**Problem description**:
Using the records below, report how many lines include "USDT", and give no more than the number.
___ Data records
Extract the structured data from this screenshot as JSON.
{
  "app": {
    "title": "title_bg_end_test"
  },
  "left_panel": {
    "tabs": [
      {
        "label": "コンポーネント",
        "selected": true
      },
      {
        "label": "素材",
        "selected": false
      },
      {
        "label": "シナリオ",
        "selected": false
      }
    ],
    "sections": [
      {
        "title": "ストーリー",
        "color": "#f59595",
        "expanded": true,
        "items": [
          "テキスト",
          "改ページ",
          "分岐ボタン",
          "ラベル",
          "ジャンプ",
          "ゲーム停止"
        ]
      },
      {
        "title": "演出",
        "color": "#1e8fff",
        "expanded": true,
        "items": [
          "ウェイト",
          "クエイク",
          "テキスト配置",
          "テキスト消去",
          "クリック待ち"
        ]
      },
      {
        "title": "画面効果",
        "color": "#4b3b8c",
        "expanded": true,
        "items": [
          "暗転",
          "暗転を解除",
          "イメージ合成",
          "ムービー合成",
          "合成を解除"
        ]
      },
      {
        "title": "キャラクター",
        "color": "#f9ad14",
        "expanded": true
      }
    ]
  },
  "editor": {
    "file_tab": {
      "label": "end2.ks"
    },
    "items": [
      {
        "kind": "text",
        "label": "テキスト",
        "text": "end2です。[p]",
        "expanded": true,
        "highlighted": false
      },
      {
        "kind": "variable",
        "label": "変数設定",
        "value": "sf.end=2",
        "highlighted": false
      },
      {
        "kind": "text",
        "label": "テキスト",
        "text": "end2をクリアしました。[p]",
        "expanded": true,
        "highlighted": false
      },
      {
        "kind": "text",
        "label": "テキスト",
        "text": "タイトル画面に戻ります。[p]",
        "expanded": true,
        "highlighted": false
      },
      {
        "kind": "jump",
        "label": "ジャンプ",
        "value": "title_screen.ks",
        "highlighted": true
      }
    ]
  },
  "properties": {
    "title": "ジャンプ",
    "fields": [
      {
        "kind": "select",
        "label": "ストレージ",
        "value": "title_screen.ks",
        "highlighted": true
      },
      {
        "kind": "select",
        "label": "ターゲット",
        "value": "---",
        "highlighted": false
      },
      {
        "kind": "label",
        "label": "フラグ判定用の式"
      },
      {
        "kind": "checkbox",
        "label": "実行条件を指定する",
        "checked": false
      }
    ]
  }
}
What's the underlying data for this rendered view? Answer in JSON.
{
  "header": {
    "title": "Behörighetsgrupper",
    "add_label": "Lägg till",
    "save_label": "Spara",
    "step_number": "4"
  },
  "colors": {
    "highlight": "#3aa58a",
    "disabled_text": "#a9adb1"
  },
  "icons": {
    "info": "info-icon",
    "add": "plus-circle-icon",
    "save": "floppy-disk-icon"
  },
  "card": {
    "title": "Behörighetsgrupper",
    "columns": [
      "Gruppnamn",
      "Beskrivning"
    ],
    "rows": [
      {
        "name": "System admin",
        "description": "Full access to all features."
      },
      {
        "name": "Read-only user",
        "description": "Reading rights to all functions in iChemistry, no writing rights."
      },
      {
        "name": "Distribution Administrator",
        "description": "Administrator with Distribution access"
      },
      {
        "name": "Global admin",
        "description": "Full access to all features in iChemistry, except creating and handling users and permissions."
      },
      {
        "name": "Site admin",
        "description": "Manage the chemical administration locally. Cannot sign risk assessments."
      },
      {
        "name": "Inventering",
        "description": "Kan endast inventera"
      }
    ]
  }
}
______
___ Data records
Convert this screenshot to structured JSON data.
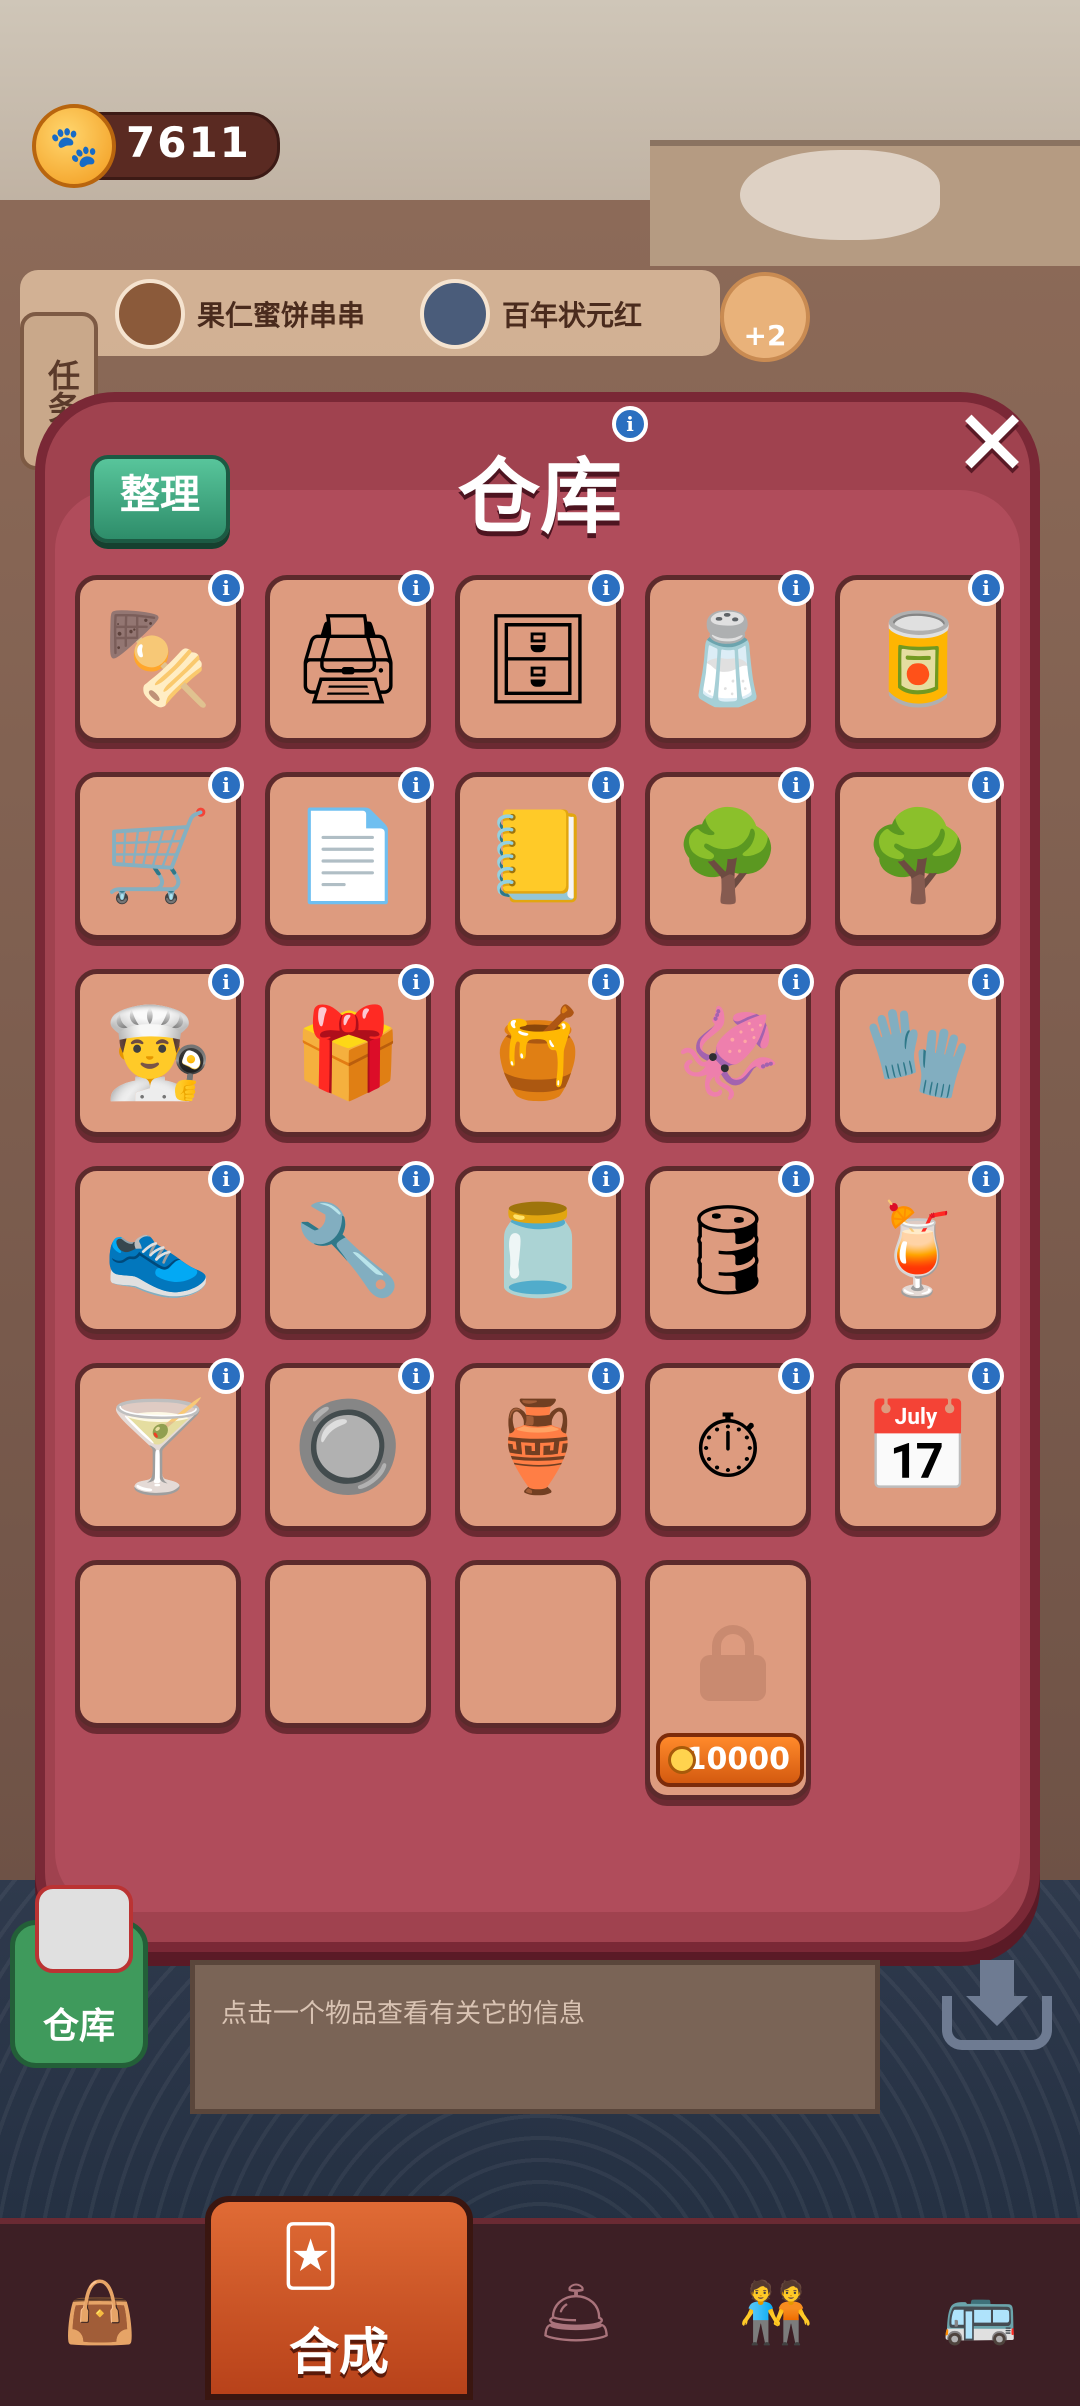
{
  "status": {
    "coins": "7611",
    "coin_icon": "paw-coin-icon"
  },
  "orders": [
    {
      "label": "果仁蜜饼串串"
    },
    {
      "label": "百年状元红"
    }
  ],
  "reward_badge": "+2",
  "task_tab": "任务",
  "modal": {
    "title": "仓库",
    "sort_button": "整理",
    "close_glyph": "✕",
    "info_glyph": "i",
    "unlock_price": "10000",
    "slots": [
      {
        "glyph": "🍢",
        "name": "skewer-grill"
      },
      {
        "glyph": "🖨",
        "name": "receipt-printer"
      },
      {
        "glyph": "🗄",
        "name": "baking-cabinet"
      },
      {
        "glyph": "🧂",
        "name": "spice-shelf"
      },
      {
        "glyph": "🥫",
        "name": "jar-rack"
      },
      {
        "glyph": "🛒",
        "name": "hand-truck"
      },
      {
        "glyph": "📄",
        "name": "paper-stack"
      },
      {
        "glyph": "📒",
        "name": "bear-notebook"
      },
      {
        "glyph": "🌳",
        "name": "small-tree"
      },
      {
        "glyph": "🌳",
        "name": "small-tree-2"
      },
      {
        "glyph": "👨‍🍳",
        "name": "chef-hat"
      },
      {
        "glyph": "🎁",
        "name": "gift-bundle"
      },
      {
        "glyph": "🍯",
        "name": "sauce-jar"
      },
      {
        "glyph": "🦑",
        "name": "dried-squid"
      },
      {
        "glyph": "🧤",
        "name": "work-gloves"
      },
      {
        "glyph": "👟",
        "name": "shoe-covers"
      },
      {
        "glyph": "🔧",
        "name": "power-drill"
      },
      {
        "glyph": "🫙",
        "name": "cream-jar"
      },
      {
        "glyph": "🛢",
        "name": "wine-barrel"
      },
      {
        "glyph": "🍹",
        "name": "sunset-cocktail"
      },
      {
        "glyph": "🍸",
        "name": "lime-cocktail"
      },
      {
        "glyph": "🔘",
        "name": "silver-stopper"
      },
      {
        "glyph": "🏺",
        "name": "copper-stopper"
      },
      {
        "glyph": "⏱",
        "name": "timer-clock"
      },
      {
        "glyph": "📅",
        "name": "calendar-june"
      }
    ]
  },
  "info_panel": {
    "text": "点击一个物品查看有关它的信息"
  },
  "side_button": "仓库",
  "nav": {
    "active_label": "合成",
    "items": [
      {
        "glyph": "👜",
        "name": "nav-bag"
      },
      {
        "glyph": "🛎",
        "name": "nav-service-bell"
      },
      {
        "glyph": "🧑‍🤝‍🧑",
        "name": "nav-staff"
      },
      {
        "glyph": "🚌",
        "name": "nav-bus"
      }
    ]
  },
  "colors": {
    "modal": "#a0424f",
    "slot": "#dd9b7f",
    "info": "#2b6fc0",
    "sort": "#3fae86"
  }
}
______
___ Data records
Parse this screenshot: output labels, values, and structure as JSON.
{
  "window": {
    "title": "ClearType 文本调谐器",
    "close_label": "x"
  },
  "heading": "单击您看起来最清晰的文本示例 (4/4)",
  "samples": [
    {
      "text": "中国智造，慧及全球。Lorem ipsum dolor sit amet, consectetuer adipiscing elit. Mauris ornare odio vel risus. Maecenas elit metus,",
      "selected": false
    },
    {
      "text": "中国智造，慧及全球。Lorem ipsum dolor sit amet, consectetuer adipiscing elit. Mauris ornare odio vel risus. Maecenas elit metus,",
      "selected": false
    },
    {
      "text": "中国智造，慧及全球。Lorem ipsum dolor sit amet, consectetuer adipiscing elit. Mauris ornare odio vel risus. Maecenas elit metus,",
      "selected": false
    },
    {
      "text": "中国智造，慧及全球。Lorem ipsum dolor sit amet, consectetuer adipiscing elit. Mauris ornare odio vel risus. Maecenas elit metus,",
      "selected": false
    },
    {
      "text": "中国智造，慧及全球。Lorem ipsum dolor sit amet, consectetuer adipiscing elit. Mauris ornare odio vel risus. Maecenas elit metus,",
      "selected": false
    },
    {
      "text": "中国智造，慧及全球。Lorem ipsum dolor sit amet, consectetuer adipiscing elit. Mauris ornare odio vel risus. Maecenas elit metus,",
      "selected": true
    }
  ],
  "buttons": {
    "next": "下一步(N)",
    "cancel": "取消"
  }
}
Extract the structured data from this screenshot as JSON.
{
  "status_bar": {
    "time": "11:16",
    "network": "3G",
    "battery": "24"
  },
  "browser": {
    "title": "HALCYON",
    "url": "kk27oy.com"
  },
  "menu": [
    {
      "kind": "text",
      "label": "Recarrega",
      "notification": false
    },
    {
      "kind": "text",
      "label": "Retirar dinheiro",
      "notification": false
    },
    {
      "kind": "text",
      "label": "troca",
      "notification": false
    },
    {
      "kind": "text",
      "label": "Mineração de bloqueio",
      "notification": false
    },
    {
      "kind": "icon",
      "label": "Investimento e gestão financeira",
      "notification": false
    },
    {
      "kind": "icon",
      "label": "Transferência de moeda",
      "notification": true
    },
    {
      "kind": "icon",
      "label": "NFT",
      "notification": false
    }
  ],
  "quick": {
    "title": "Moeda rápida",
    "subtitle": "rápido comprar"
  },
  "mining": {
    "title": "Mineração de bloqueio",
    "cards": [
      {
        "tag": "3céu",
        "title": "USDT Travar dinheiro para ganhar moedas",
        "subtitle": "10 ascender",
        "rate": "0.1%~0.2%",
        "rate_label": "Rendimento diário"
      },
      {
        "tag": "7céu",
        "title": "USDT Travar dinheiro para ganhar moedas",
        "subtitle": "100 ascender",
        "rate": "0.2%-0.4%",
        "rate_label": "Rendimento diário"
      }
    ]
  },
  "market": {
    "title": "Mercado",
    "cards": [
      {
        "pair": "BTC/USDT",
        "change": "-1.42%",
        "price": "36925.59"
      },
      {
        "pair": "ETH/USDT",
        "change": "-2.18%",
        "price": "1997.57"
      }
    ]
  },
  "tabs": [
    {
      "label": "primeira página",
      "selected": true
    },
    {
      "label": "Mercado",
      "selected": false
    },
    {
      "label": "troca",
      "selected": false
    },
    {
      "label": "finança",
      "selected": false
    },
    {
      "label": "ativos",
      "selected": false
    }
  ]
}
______
**Task result**:
4